How soon we forget about Brandon Jennings, the guy who dropped 55 points in just his seventh game ever.
Three years later, it's just as unbelievable.
And though the Milwaukee Bucks' point guard hasn't turned into the greatest scorer of all time just quite yet, his production and efficiency took a nice jump in his third season, culminating in over 19 points per game, 5.5 assists and 1.6 steals.
His mid-range shot has become more consistent, and he has continued to improve his ability to finish around the rim.
The real test for Jennings will be to what extent he sheds that "shoot-first" instinct and evolves into a well-rounded floor general.
Even if his game doesn't go in that direction, though, the 23-year-old could still emerge as one of the league's very best point guards.
If we're really being technical about this, you could make a pretty good argument that Tyreke Evans should be first or second on this list.
When it comes to upside alone, there's really no telling how good this guy could be. He's an elite slasher with a quick first step and explosive leaping ability, but the real highlight here is that he does just about everything else you'd ask of an all-around star.
We learned as much after Evans' rookie season in which he added 5.8 assists and 5.3 rebounds to his 20.1 points per game.
His numbers have declined in the two seasons since, largely due to foot problems and an ever-changing role with the Sacramento Kings. When he returns to form and develops some range, watch out—Evans could become a household name in short order.
Eric Gordon is already in his fourth season, and he may not get that much better from here on out. But even if he has already reached his ceiling, it's still looking pretty high.
Gordon only played nine games in 2011-12 on account of injury, but he scored over 22 points per game the season before that, shooting over 36 percent from behind the arc in the process.
The good news about Gordon is that he's not just a shooter, though—he also has the strength and quickness to reach the basket and finish when he gets there.
It's easy to forget about Gordon after he was sidelined for so long, but he almost certainly remains the best young shooting guard in the league.
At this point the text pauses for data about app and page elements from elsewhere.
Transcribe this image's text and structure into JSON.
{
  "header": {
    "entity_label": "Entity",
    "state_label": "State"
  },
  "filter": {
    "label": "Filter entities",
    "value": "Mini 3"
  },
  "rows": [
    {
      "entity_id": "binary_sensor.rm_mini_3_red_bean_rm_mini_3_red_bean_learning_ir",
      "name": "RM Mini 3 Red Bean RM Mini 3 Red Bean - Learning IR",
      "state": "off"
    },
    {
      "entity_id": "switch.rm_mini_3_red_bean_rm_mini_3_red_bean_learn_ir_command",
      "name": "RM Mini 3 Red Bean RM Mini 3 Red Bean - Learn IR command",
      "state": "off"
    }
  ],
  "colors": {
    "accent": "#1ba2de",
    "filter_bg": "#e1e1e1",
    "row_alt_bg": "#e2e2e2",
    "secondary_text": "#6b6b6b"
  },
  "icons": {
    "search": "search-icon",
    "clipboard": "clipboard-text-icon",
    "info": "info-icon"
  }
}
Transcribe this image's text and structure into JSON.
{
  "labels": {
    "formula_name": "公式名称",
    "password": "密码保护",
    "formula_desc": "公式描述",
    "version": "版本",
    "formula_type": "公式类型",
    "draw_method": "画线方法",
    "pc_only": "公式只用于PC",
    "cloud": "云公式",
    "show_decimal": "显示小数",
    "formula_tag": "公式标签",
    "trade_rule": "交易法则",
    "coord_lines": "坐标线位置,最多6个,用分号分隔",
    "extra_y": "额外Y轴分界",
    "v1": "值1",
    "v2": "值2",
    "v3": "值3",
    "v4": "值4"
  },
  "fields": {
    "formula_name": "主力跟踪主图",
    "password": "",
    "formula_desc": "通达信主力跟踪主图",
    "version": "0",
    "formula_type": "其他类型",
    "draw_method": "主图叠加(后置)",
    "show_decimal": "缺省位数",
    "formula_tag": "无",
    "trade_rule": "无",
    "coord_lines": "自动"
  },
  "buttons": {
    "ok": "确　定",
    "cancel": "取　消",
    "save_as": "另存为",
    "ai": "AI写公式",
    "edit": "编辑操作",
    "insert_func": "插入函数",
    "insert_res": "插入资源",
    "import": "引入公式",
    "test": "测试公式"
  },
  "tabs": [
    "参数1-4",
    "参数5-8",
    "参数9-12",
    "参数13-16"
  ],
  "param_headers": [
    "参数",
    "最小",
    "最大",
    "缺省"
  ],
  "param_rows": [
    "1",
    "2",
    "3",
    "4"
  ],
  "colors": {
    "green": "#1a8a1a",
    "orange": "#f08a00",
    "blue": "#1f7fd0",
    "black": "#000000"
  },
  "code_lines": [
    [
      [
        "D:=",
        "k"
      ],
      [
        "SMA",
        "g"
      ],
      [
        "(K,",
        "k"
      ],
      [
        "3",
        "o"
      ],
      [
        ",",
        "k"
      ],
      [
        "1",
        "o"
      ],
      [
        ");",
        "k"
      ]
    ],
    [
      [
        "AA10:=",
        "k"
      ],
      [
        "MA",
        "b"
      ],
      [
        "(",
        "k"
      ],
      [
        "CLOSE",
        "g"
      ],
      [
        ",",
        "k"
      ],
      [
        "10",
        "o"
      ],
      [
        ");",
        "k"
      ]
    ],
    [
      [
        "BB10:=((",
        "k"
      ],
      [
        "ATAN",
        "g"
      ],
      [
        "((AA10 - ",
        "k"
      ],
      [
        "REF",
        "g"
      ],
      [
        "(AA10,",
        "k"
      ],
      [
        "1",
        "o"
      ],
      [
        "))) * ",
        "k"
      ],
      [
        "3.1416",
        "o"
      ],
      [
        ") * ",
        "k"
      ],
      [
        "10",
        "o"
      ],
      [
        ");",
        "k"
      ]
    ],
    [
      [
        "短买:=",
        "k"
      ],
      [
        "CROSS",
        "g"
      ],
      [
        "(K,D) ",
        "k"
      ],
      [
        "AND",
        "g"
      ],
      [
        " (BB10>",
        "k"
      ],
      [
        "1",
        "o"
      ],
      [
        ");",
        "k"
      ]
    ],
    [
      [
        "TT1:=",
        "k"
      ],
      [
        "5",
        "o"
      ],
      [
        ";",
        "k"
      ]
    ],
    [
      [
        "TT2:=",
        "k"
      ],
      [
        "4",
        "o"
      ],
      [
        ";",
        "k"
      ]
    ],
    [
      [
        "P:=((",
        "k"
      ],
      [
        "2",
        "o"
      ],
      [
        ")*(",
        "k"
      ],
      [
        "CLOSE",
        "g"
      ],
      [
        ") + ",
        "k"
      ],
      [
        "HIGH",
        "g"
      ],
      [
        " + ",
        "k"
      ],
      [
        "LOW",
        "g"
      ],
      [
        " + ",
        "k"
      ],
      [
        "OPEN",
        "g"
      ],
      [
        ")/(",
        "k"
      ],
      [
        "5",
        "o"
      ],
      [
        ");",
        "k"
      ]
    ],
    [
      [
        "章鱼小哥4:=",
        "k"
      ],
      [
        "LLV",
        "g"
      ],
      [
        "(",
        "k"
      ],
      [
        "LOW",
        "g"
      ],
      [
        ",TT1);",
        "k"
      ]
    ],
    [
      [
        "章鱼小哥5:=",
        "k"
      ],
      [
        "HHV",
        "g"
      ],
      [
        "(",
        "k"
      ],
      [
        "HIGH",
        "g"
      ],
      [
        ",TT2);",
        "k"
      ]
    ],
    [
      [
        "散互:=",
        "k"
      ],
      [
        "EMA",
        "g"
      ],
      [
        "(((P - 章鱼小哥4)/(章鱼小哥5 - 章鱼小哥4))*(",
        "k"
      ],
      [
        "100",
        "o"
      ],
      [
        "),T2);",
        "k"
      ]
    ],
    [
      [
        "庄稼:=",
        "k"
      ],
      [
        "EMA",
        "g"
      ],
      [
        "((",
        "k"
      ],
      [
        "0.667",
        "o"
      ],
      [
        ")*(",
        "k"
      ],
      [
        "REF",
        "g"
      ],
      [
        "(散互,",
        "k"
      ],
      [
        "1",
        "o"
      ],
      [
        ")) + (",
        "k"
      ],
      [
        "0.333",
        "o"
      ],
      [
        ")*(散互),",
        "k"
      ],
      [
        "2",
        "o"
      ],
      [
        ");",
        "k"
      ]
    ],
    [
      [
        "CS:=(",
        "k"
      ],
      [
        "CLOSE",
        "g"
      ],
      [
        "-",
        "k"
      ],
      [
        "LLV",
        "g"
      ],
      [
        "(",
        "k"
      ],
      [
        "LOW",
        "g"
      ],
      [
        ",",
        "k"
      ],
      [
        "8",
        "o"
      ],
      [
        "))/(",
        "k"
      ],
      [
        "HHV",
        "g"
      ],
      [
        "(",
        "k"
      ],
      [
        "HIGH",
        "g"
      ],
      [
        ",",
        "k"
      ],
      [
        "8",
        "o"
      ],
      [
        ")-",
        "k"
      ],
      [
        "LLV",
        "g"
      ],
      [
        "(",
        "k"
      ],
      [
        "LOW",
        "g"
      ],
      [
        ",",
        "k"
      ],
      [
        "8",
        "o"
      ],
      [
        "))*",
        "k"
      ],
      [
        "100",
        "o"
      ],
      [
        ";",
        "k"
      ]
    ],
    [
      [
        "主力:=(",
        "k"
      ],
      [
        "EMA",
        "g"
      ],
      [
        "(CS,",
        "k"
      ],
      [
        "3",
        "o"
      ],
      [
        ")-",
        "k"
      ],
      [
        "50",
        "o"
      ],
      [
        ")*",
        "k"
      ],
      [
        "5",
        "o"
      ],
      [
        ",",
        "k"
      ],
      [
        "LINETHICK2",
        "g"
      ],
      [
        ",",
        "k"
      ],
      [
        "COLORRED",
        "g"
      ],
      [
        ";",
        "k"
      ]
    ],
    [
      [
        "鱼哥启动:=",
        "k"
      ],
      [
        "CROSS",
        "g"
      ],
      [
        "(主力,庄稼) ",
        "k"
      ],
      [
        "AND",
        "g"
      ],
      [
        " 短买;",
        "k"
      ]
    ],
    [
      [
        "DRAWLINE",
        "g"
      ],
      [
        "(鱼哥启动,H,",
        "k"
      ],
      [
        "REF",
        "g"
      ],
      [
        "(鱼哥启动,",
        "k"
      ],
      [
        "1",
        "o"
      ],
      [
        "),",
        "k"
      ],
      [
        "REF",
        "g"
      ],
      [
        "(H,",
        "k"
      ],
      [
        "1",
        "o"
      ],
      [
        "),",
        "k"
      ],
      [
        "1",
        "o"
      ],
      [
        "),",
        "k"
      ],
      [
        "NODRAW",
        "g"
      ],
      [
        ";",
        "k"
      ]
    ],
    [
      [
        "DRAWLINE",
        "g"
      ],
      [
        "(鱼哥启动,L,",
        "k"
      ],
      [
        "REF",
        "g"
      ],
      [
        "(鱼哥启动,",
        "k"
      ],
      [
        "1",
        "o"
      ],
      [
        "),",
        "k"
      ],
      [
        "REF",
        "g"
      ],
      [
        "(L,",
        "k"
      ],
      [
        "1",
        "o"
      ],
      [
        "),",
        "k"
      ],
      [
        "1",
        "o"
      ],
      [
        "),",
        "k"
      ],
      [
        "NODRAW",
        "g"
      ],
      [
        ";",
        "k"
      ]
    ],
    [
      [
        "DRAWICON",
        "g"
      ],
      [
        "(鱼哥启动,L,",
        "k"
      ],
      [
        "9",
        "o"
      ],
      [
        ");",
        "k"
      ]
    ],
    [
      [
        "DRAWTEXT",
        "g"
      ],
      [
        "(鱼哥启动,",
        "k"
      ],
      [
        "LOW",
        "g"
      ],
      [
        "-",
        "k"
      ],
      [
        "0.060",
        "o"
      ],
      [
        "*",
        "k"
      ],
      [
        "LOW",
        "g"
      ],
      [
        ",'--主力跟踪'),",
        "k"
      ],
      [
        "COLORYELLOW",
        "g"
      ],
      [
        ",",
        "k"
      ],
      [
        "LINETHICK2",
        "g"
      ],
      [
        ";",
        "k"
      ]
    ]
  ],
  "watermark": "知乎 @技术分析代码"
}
We always knew DeMarcus Cousins had the size and explosiveness to excel at the NBA level, but he has proven he can shoot too.
In fact, it's hard to remember too many 22-year-old big men who could knock down that mid-range shot from the high post with such regularity. Cousins could still extend his range even further, and that's what's so scary about his potential.
In just his second season, the 6'11" prodigy averaged 18.1 points, 11 rebounds and 1.2 blocks per game—numbers that would impress regardless of age.
If this guy's averaging a double-double already, it's scary to think about what he'll do as he enters his prime.
The Chris Paul comparisons proved to be pretty accurate after all.
Kyrie Irving's Rookie of the Year campaign was exceptional by any measure. His 18.5 points and 5.4 assists per game were impressive to be sure, but the efficiency with which he got there is even more remarkable. The 20-year-old made 40 percent of his three-point attempts, and he did all of his damage in just over 30 minutes a game.
As Irving grows more comfortable running the Cleveland Cavaliers' offense, we'll see his assist-to-turnover ratio improve, and he'll begin to look even more like Paul when it comes to distributing and controlling the flow of games.
If we were ranking how good these young stars are currently, about half the list would come ahead of John Wall.
But it's easy to forget he averaged eight assists per game last year, and it should say something that he has averaged over 16 points in each of his first two seasons without having anything on the order of a consistent three-point shot. He has gotten by thus far on account of his speed and athleticism alone.
Wall still has all the makings of an elite guard—good size at the point, great passing and a knack for slashing to the hoop.
Kyrie Irving got off to a quick start and is the better player for now, but Wall's upside is nearly limitless.